_The problem_: From the listing below, pull out all lines with "constant" in them.

_Dataset excerpts_:
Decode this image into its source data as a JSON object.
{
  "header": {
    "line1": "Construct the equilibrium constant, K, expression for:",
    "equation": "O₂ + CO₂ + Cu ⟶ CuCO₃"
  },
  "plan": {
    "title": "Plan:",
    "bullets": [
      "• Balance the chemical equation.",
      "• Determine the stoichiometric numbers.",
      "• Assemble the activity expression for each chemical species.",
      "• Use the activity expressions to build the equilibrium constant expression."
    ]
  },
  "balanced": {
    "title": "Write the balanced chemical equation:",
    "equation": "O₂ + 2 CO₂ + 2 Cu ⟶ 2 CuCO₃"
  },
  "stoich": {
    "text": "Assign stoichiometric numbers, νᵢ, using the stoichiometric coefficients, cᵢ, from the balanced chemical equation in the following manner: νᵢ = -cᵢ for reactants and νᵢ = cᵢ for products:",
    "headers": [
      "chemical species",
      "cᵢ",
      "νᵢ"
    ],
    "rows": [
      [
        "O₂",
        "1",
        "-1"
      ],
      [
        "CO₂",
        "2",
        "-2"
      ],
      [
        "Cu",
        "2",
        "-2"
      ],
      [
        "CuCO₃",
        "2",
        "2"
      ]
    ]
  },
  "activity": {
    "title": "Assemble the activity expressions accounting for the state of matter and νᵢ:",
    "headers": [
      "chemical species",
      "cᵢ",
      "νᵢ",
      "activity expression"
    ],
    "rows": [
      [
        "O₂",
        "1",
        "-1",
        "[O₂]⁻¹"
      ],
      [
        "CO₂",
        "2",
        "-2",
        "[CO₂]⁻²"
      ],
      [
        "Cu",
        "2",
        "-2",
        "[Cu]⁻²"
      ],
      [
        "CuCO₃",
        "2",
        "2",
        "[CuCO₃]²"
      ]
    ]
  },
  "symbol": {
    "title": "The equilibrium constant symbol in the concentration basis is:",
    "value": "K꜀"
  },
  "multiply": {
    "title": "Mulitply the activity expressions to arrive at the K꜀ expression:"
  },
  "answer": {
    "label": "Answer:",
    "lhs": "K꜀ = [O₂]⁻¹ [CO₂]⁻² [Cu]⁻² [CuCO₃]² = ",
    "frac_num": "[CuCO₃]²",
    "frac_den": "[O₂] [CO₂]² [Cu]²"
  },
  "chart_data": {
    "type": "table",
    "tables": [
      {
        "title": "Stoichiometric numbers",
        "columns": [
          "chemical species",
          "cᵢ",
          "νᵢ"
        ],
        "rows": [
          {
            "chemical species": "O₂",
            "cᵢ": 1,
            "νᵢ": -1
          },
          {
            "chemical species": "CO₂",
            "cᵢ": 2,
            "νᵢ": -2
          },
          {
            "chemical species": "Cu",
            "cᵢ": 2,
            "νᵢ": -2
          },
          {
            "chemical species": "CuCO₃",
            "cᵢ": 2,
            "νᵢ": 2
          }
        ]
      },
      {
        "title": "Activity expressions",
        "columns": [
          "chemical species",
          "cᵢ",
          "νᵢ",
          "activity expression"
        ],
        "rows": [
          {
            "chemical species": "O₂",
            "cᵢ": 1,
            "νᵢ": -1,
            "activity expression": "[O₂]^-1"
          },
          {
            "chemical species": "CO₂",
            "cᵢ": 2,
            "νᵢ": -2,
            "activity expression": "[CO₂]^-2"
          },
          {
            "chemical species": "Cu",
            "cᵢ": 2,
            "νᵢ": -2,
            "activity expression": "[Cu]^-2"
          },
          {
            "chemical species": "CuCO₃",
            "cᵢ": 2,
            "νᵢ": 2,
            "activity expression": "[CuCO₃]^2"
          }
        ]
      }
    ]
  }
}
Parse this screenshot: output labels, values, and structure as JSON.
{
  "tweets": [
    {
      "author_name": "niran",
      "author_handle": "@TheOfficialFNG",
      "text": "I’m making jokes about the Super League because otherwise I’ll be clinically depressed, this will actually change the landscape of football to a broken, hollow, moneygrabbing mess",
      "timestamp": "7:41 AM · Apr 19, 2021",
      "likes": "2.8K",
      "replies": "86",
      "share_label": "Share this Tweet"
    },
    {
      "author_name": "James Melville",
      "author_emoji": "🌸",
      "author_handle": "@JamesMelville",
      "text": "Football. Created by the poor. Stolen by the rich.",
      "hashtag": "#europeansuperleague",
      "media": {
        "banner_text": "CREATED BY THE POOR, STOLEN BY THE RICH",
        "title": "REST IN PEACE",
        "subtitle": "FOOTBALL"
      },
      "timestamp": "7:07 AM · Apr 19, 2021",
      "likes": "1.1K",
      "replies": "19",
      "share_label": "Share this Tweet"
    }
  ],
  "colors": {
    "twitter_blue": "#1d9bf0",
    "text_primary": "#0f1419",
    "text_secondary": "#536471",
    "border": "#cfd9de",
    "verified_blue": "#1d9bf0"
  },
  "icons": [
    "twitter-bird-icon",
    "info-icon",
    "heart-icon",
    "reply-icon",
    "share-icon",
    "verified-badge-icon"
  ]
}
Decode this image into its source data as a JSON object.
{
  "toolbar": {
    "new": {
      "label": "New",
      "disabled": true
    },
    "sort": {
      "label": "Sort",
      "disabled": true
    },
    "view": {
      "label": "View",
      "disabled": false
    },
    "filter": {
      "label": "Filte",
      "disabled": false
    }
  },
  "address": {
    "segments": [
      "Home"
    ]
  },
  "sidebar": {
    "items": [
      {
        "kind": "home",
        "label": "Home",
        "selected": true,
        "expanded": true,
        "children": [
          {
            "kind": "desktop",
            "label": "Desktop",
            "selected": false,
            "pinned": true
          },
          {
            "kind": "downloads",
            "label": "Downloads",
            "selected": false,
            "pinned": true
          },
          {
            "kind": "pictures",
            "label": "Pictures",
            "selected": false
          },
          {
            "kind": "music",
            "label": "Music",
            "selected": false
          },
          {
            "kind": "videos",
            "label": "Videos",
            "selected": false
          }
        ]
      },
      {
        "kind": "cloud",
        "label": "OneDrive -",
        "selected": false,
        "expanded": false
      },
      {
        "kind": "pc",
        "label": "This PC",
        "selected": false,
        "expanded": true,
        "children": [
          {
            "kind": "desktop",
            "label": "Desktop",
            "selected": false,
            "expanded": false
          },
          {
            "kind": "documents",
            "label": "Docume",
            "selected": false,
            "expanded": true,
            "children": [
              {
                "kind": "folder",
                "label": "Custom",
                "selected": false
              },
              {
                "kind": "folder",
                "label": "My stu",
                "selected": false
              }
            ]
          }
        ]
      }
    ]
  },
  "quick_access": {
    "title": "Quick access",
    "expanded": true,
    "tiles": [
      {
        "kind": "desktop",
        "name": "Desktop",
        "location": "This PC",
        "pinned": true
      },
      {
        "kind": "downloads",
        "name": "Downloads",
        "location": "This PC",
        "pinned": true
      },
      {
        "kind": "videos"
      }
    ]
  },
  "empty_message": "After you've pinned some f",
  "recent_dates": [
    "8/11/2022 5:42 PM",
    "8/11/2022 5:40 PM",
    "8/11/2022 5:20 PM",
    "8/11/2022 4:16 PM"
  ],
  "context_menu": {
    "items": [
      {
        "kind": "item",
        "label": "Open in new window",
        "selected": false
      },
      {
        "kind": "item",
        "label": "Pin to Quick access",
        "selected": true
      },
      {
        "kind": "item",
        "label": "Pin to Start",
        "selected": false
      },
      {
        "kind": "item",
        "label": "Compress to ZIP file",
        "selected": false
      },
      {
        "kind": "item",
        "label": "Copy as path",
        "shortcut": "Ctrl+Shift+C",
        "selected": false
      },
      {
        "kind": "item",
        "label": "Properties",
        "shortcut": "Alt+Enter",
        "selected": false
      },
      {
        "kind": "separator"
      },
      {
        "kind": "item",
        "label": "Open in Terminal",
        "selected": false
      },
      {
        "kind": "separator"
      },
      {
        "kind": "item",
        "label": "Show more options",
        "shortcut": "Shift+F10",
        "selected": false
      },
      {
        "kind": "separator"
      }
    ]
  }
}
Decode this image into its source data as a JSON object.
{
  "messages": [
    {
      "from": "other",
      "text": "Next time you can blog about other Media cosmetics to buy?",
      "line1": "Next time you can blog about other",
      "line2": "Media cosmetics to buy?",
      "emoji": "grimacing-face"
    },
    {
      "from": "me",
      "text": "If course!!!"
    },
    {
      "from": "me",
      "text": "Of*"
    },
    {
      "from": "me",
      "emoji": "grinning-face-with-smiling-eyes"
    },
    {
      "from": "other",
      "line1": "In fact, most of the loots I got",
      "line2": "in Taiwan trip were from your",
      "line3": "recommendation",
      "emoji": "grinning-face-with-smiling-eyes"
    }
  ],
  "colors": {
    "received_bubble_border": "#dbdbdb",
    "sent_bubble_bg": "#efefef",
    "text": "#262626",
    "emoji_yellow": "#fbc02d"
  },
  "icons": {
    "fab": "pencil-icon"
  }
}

_Output of the exercise_:
    "line1": "Construct the equilibrium constant, K, expression for:",
      "• Use the activity expressions to build the equilibrium constant expression."
    "title": "The equilibrium constant symbol in the concentration basis is:",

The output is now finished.